Dating like a diva dating or match
In a year when the youth power of streaming services, which now count toward chart positions, is changing the very meaning of pop, she's become the first female rapper to score a solo Number One since Lauryn Hill in 1998.
Not bad for someone who initially pursued rapping as a way to monetize her reality fame.
Cardi B is butt-naked in the doorway of her hotel bathroom, yelling about her vagina. Simply being Cardi B, at maximum volume, made her a star – first on Instagram, then on the VH1 reality show Love & Hip-Hop: New York – before she'd recorded any music at all, let alone knocked Taylor Swift from the top of the pop charts with the sly swagger of her single "Bodak Yellow." She is the people's diva – or "the strip-club Mariah Carey," as she once rapped – unfiltered in a way the world often doesn't allow female stars to be.

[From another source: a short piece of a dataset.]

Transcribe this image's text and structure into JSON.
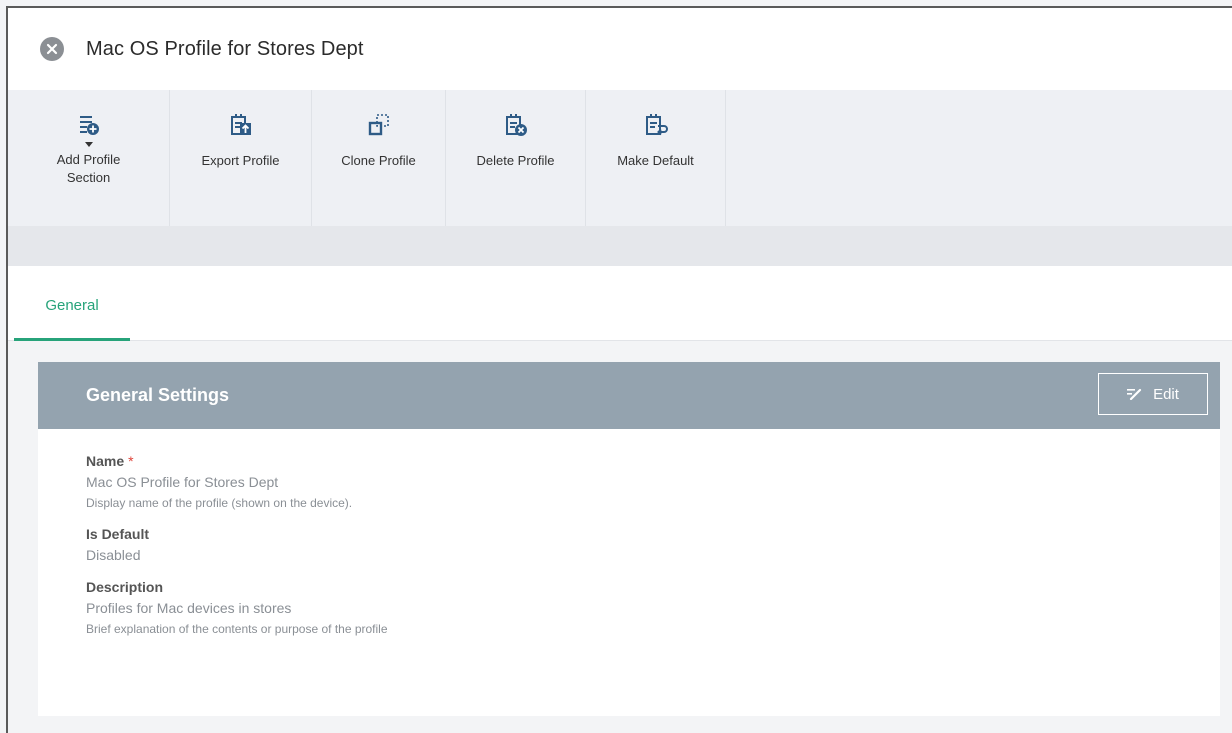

On a mid-October evening, she's readying herself for a college show in Baltimore, and the toiletries provided by the hotel aren't to her liking. In a culture reshaped by streaming and social media, where the kids, without much corporate nudging, get to decide who the stars are, Cardi B is what you get. She took a rare day off, hanging with her entire family – sister, parents, cousins – at her mother's house.

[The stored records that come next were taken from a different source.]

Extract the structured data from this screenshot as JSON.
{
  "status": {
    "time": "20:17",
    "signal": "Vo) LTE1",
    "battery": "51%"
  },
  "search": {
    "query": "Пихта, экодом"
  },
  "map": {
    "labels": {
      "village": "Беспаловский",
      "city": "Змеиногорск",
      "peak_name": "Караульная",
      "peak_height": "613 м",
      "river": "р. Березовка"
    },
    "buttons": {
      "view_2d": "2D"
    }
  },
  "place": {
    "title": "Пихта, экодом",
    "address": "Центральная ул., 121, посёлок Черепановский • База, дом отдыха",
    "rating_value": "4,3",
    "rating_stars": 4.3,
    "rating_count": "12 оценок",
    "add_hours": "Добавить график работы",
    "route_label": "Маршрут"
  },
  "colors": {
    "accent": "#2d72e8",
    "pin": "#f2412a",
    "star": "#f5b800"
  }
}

"She fears failure, and paints a vivid picture of what it might look like: "If you go broke and lose your career, it's bad – and everybody is talkin' shit about it!

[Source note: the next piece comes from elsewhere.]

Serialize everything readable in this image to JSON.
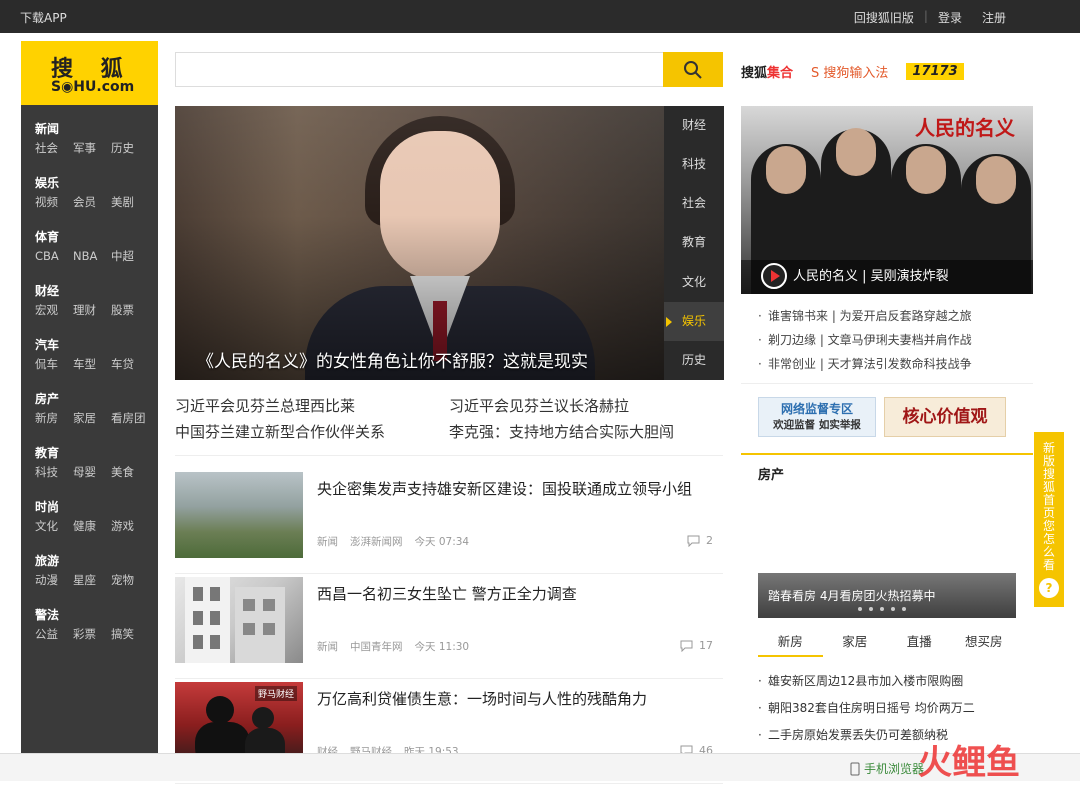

At least if you lose your 9-to-5 you don't got millions of people judging you and talking shit while you lost your job." Seven years ago, Cardi B was convinced she'd already failed at life.
There is a chorus of doubters in her head, she acknowledges, and it sounds something like this: "Can she make another hit, can she make another hit?'" She dropped out after two semesters, and soon took up stripping – a career move helpfully suggested by her Amish Market boss. " She used some of her stripping cash to briefly return to school."A lot of people wonder, ' Why would anybody want to be a dancer? "I kept missing classes," she says, "and quit because I felt like I was already failing.It was such a disappointment." Her strict Trinidadian mother worked seven days a week at a local college; her Dominican father, who separated from her mom when Cardi was 13, was "the cool parent," she says.For Cardi, his experience doing "different things in the streets" was a cautionary tale.